## What you need to do
Repeat every entry, word for word, leaving no line out.

## Input
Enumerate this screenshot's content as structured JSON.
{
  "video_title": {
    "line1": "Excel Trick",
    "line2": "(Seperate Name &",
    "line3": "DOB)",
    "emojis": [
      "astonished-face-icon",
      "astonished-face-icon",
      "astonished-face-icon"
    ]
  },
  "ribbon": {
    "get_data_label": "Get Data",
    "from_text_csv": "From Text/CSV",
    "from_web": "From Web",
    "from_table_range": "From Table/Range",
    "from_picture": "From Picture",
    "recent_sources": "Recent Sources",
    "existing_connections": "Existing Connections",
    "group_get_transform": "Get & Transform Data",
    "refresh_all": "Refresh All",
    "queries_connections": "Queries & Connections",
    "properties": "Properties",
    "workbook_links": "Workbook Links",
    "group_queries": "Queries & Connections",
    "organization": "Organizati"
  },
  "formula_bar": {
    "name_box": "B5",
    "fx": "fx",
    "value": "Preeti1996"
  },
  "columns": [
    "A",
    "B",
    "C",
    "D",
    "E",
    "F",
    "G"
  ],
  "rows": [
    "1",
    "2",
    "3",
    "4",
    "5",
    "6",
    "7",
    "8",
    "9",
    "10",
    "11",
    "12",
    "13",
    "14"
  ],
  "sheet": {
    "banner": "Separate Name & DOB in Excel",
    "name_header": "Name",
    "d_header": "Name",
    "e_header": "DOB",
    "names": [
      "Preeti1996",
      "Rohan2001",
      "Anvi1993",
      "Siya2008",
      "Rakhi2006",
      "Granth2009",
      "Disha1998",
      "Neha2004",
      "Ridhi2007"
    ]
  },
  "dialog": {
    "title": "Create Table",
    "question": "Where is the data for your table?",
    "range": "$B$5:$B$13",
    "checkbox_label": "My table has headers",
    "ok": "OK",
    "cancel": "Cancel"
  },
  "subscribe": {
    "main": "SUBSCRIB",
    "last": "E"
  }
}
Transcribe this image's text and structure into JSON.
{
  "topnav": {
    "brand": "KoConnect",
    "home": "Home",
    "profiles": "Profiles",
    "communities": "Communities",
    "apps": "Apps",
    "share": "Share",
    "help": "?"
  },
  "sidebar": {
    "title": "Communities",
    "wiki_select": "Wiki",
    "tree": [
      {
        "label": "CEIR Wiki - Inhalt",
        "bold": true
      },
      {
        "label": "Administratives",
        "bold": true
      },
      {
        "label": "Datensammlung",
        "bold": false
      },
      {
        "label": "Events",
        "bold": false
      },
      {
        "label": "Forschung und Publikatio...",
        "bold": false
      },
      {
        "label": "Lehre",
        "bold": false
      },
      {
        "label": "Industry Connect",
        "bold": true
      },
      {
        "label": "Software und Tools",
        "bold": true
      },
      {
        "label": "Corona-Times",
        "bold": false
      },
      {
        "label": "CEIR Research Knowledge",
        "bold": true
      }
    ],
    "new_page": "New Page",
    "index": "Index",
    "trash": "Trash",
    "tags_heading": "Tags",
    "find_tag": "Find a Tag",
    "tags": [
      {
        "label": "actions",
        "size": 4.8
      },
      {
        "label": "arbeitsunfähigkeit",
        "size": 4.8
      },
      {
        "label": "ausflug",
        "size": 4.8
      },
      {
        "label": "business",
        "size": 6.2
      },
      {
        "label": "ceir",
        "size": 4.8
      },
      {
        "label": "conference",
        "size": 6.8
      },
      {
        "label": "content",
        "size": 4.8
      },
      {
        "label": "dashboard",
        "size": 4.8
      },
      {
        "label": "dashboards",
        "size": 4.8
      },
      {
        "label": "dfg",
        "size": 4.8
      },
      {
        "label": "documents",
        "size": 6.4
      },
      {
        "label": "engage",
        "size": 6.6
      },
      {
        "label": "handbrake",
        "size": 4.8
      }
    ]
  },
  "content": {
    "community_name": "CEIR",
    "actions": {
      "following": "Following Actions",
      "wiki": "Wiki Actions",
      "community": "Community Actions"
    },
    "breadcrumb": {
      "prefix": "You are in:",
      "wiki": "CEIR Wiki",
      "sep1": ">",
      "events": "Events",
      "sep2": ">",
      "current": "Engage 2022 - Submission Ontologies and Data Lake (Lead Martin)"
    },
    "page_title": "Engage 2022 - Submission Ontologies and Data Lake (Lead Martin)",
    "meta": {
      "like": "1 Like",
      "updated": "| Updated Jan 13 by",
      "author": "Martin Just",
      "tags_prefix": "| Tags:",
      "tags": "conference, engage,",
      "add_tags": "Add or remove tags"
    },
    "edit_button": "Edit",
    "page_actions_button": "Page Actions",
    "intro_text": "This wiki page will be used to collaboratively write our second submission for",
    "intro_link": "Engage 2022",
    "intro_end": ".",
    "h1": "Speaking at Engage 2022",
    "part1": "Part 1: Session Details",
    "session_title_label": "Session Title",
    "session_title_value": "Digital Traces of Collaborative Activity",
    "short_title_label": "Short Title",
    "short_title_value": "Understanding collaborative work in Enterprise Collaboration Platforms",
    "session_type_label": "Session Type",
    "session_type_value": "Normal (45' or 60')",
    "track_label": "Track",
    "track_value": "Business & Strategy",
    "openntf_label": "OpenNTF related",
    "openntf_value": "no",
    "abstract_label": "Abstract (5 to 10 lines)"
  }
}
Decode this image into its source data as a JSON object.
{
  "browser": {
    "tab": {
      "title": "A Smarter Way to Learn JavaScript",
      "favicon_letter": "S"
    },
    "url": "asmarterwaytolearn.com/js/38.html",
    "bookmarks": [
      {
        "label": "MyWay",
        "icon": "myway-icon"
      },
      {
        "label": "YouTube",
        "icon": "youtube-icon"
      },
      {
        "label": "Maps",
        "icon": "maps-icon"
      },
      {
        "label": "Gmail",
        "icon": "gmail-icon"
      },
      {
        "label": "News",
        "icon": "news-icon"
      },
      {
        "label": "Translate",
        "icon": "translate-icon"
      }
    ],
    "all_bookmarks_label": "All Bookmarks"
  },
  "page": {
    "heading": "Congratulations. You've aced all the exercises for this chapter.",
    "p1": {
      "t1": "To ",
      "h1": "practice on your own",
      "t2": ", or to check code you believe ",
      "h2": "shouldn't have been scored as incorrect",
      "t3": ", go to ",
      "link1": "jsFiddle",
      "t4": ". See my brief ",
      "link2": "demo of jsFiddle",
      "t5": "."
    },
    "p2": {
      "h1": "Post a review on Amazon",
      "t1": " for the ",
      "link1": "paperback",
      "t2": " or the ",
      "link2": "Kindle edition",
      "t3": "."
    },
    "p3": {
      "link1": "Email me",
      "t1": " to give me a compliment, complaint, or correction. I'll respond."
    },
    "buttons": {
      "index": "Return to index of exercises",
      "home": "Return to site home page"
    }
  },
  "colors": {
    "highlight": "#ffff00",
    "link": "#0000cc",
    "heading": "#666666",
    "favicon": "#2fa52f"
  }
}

## The answer
Enumerate this screenshot's content as structured JSON.
{
  "video_title": {
    "line1": "Excel Trick",
    "line2": "(Seperate Name &",
    "line3": "DOB)",
    "emojis": [
      "astonished-face-icon",
      "astonished-face-icon",
      "astonished-face-icon"
    ]
  },
  "ribbon": {
    "get_data_label": "Get Data",
    "from_text_csv": "From Text/CSV",
    "from_web": "From Web",
    "from_table_range": "From Table/Range",
    "from_picture": "From Picture",
    "recent_sources": "Recent Sources",
    "existing_connections": "Existing Connections",
    "group_get_transform": "Get & Transform Data",
    "refresh_all": "Refresh All",
    "queries_connections": "Queries & Connections",
    "properties": "Properties",
    "workbook_links": "Workbook Links",
    "group_queries": "Queries & Connections",
    "organization": "Organizati"
  },
  "formula_bar": {
    "name_box": "B5",
    "fx": "fx",
    "value": "Preeti1996"
  },
  "columns": [
    "A",
    "B",
    "C",
    "D",
    "E",
    "F",
    "G"
  ],
  "rows": [
    "1",
    "2",
    "3",
    "4",
    "5",
    "6",
    "7",
    "8",
    "9",
    "10",
    "11",
    "12",
    "13",
    "14"
  ],
  "sheet": {
    "banner": "Separate Name & DOB in Excel",
    "name_header": "Name",
    "d_header": "Name",
    "e_header": "DOB",
    "names": [
      "Preeti1996",
      "Rohan2001",
      "Anvi1993",
      "Siya2008",
      "Rakhi2006",
      "Granth2009",
      "Disha1998",
      "Neha2004",
      "Ridhi2007"
    ]
  },
  "dialog": {
    "title": "Create Table",
    "question": "Where is the data for your table?",
    "range": "$B$5:$B$13",
    "checkbox_label": "My table has headers",
    "ok": "OK",
    "cancel": "Cancel"
  },
  "subscribe": {
    "main": "SUBSCRIB",
    "last": "E"
  }
}
Transcribe this image's text and structure into JSON.
{
  "topnav": {
    "brand": "KoConnect",
    "home": "Home",
    "profiles": "Profiles",
    "communities": "Communities",
    "apps": "Apps",
    "share": "Share",
    "help": "?"
  },
  "sidebar": {
    "title": "Communities",
    "wiki_select": "Wiki",
    "tree": [
      {
        "label": "CEIR Wiki - Inhalt",
        "bold": true
      },
      {
        "label": "Administratives",
        "bold": true
      },
      {
        "label": "Datensammlung",
        "bold": false
      },
      {
        "label": "Events",
        "bold": false
      },
      {
        "label": "Forschung und Publikatio...",
        "bold": false
      },
      {
        "label": "Lehre",
        "bold": false
      },
      {
        "label": "Industry Connect",
        "bold": true
      },
      {
        "label": "Software und Tools",
        "bold": true
      },
      {
        "label": "Corona-Times",
        "bold": false
      },
      {
        "label": "CEIR Research Knowledge",
        "bold": true
      }
    ],
    "new_page": "New Page",
    "index": "Index",
    "trash": "Trash",
    "tags_heading": "Tags",
    "find_tag": "Find a Tag",
    "tags": [
      {
        "label": "actions",
        "size": 4.8
      },
      {
        "label": "arbeitsunfähigkeit",
        "size": 4.8
      },
      {
        "label": "ausflug",
        "size": 4.8
      },
      {
        "label": "business",
        "size": 6.2
      },
      {
        "label": "ceir",
        "size": 4.8
      },
      {
        "label": "conference",
        "size": 6.8
      },
      {
        "label": "content",
        "size": 4.8
      },
      {
        "label": "dashboard",
        "size": 4.8
      },
      {
        "label": "dashboards",
        "size": 4.8
      },
      {
        "label": "dfg",
        "size": 4.8
      },
      {
        "label": "documents",
        "size": 6.4
      },
      {
        "label": "engage",
        "size": 6.6
      },
      {
        "label": "handbrake",
        "size": 4.8
      }
    ]
  },
  "content": {
    "community_name": "CEIR",
    "actions": {
      "following": "Following Actions",
      "wiki": "Wiki Actions",
      "community": "Community Actions"
    },
    "breadcrumb": {
      "prefix": "You are in:",
      "wiki": "CEIR Wiki",
      "sep1": ">",
      "events": "Events",
      "sep2": ">",
      "current": "Engage 2022 - Submission Ontologies and Data Lake (Lead Martin)"
    },
    "page_title": "Engage 2022 - Submission Ontologies and Data Lake (Lead Martin)",
    "meta": {
      "like": "1 Like",
      "updated": "| Updated Jan 13 by",
      "author": "Martin Just",
      "tags_prefix": "| Tags:",
      "tags": "conference, engage,",
      "add_tags": "Add or remove tags"
    },
    "edit_button": "Edit",
    "page_actions_button": "Page Actions",
    "intro_text": "This wiki page will be used to collaboratively write our second submission for",
    "intro_link": "Engage 2022",
    "intro_end": ".",
    "h1": "Speaking at Engage 2022",
    "part1": "Part 1: Session Details",
    "session_title_label": "Session Title",
    "session_title_value": "Digital Traces of Collaborative Activity",
    "short_title_label": "Short Title",
    "short_title_value": "Understanding collaborative work in Enterprise Collaboration Platforms",
    "session_type_label": "Session Type",
    "session_type_value": "Normal (45' or 60')",
    "track_label": "Track",
    "track_value": "Business & Strategy",
    "openntf_label": "OpenNTF related",
    "openntf_value": "no",
    "abstract_label": "Abstract (5 to 10 lines)"
  }
}
Decode this image into its source data as a JSON object.
{
  "browser": {
    "tab": {
      "title": "A Smarter Way to Learn JavaScript",
      "favicon_letter": "S"
    },
    "url": "asmarterwaytolearn.com/js/38.html",
    "bookmarks": [
      {
        "label": "MyWay",
        "icon": "myway-icon"
      },
      {
        "label": "YouTube",
        "icon": "youtube-icon"
      },
      {
        "label": "Maps",
        "icon": "maps-icon"
      },
      {
        "label": "Gmail",
        "icon": "gmail-icon"
      },
      {
        "label": "News",
        "icon": "news-icon"
      },
      {
        "label": "Translate",
        "icon": "translate-icon"
      }
    ],
    "all_bookmarks_label": "All Bookmarks"
  },
  "page": {
    "heading": "Congratulations. You've aced all the exercises for this chapter.",
    "p1": {
      "t1": "To ",
      "h1": "practice on your own",
      "t2": ", or to check code you believe ",
      "h2": "shouldn't have been scored as incorrect",
      "t3": ", go to ",
      "link1": "jsFiddle",
      "t4": ". See my brief ",
      "link2": "demo of jsFiddle",
      "t5": "."
    },
    "p2": {
      "h1": "Post a review on Amazon",
      "t1": " for the ",
      "link1": "paperback",
      "t2": " or the ",
      "link2": "Kindle edition",
      "t3": "."
    },
    "p3": {
      "link1": "Email me",
      "t1": " to give me a compliment, complaint, or correction. I'll respond."
    },
    "buttons": {
      "index": "Return to index of exercises",
      "home": "Return to site home page"
    }
  },
  "colors": {
    "highlight": "#ffff00",
    "link": "#0000cc",
    "heading": "#666666",
    "favicon": "#2fa52f"
  }
}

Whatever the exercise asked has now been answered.